RECORDS SUPPLIED:
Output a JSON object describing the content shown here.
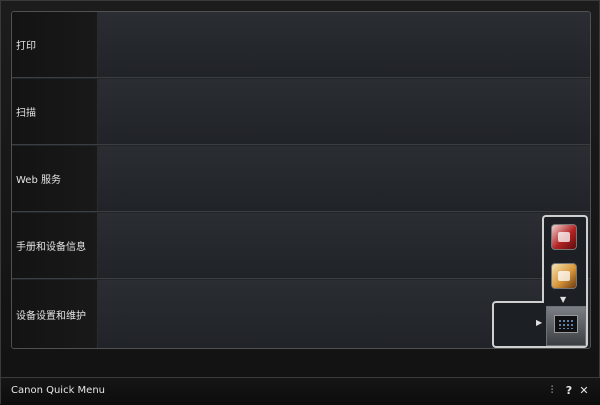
{
  "menu": {
    "items": [
      {
        "label": "打印"
      },
      {
        "label": "扫描"
      },
      {
        "label": "Web 服务"
      },
      {
        "label": "手册和设备信息"
      },
      {
        "label": "设备设置和维护"
      }
    ]
  },
  "popup": {
    "icons": [
      "photo-print-icon",
      "creative-print-icon",
      "device-icon"
    ],
    "down_arrow": "▼",
    "right_arrow": "▶"
  },
  "statusbar": {
    "title": "Canon Quick Menu",
    "settings_glyph": "⫶",
    "help_glyph": "?",
    "close_glyph": "✕"
  }
}
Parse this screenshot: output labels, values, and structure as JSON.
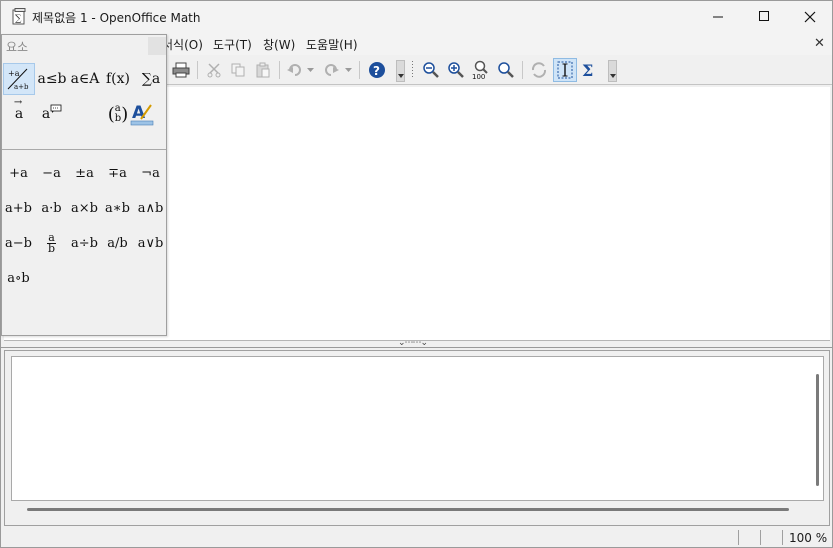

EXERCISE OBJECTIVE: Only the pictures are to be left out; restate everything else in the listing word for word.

RESPONSE TO THIS TASK:
Output a JSON object describing the content shown here.
{
  "menu": {
    "items": [
      {
        "label": "打印"
      },
      {
        "label": "扫描"
      },
      {
        "label": "Web 服务"
      },
      {
        "label": "手册和设备信息"
      },
      {
        "label": "设备设置和维护"
      }
    ]
  },
  "popup": {
    "icons": [
      "photo-print-icon",
      "creative-print-icon",
      "device-icon"
    ],
    "down_arrow": "▼",
    "right_arrow": "▶"
  },
  "statusbar": {
    "title": "Canon Quick Menu",
    "settings_glyph": "⫶",
    "help_glyph": "?",
    "close_glyph": "✕"
  }
}
Parse this screenshot: output labels, values, and structure as JSON.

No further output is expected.